THE DATA
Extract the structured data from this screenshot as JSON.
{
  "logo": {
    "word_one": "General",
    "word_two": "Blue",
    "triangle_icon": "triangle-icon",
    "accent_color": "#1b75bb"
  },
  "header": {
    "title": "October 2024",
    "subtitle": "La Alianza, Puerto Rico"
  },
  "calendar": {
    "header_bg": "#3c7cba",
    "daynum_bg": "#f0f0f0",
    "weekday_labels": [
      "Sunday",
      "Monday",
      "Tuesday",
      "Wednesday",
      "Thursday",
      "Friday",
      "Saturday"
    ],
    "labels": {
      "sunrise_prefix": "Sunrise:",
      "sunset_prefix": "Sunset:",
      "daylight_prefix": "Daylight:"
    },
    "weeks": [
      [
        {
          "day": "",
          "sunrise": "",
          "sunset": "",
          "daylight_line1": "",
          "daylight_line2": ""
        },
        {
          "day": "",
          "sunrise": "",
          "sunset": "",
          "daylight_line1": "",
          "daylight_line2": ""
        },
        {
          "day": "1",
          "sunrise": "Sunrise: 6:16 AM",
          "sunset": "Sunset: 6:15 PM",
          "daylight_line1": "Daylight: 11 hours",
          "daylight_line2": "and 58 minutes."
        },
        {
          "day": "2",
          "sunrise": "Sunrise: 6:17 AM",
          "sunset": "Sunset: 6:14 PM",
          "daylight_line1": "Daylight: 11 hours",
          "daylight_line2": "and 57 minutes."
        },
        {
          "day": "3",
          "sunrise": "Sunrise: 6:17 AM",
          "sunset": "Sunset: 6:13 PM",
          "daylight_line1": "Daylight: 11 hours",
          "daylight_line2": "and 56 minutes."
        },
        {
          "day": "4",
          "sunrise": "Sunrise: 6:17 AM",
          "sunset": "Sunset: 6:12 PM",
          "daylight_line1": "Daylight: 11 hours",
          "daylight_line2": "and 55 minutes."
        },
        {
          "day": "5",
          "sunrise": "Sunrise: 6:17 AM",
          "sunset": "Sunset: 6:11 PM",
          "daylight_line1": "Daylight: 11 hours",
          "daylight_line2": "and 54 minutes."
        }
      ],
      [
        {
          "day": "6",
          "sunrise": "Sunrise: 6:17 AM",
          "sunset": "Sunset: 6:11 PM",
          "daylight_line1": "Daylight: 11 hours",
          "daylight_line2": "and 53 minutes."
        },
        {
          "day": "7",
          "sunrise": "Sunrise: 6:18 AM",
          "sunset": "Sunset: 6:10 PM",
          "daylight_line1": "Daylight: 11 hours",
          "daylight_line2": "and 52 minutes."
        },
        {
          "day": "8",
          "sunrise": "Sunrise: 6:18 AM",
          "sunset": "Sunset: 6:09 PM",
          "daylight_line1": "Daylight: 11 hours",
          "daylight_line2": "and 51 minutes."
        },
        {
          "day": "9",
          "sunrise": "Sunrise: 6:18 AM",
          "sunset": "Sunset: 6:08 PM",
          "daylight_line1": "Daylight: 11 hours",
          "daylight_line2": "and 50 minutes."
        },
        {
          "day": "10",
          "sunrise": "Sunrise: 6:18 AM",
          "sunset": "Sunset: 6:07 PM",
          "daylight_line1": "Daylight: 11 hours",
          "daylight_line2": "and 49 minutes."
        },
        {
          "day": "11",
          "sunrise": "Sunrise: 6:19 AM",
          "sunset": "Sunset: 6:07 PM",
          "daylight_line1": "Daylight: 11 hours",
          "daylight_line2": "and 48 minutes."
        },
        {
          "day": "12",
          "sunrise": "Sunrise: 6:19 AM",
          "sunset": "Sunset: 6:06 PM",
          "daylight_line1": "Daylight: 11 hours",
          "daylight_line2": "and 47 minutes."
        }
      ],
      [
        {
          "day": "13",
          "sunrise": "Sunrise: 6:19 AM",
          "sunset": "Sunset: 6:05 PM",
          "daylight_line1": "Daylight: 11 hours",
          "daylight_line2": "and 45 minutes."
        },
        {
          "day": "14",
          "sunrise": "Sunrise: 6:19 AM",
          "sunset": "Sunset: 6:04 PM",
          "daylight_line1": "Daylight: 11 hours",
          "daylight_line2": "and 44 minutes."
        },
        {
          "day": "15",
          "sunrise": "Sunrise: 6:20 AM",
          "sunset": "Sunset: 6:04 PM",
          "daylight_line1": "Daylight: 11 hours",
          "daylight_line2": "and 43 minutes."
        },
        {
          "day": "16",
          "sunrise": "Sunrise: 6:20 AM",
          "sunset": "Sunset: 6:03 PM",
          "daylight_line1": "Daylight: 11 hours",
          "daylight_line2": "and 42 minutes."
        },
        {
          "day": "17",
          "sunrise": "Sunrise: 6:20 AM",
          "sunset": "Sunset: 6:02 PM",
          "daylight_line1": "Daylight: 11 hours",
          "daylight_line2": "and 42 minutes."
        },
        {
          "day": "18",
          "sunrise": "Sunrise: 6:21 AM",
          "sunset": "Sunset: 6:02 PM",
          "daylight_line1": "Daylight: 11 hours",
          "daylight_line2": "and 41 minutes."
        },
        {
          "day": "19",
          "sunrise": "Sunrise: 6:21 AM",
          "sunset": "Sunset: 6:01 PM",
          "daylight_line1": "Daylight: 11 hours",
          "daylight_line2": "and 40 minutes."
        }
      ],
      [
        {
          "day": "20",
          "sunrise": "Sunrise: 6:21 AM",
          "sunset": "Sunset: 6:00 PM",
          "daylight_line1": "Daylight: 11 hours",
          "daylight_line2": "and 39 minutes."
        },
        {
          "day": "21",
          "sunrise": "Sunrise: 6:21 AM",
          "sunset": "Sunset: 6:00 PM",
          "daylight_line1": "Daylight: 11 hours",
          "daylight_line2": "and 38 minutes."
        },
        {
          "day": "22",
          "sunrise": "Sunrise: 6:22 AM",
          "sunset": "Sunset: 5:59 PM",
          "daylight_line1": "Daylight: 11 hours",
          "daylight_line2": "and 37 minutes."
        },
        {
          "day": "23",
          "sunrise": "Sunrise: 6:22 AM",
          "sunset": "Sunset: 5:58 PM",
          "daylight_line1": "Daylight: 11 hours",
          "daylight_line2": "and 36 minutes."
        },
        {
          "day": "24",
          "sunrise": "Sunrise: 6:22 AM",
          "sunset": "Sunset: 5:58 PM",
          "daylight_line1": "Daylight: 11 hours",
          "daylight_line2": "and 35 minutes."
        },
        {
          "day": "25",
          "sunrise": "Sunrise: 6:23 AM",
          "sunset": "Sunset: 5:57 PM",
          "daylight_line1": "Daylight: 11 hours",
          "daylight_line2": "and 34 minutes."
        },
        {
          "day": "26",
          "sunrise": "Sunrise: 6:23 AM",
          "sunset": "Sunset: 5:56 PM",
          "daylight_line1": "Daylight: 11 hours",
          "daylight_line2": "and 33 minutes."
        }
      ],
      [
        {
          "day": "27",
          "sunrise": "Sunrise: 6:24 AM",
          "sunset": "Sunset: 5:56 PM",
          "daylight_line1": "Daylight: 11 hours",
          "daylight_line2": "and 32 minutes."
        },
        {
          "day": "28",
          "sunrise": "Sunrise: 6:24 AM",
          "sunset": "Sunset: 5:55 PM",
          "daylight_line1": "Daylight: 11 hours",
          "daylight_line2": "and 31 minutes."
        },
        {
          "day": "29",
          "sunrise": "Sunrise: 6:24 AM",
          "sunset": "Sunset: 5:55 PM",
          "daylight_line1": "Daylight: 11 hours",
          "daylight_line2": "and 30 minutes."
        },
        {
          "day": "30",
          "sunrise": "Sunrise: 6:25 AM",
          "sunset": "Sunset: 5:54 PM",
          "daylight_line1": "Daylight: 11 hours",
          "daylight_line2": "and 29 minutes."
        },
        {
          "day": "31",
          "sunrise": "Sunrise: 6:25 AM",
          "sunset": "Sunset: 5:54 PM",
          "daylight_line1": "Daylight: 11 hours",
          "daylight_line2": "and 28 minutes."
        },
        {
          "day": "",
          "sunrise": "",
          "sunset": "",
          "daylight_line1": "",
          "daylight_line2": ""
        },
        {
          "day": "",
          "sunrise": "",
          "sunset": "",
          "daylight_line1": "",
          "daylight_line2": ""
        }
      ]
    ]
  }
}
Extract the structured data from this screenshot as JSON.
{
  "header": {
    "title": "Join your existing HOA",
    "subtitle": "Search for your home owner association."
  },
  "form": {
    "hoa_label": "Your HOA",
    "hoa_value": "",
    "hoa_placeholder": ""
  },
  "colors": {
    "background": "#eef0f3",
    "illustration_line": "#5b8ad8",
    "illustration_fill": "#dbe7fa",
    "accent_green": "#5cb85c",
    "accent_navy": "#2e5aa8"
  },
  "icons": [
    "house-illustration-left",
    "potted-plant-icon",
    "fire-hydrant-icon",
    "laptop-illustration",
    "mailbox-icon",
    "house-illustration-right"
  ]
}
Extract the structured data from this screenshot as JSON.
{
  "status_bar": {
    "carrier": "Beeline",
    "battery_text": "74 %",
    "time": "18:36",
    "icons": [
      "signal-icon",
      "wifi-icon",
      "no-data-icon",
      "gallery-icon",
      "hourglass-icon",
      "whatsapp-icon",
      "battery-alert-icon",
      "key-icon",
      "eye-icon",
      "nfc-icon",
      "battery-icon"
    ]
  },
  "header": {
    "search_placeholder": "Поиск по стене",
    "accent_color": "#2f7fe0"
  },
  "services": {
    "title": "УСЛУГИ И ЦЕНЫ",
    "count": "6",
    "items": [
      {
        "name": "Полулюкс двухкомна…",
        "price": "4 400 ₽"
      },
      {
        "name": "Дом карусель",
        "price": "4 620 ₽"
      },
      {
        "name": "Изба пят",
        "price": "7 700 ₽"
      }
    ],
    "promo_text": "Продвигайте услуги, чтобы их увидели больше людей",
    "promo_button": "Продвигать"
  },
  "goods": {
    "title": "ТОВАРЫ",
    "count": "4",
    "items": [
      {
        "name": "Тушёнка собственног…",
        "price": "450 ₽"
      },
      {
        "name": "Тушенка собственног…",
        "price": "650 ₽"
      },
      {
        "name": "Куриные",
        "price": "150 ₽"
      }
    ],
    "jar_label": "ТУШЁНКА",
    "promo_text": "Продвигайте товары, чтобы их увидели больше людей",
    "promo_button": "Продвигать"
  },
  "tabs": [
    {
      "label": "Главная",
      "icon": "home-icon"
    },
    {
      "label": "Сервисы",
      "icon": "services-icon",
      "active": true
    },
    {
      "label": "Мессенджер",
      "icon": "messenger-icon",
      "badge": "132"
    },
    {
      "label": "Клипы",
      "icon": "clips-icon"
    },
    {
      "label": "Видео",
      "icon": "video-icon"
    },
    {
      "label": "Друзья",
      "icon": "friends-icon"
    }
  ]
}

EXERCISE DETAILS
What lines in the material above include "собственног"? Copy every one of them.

OUTPUT FOR THIS TASK
        "name": "Тушёнка собственног…",
        "name": "Тушенка собственног…",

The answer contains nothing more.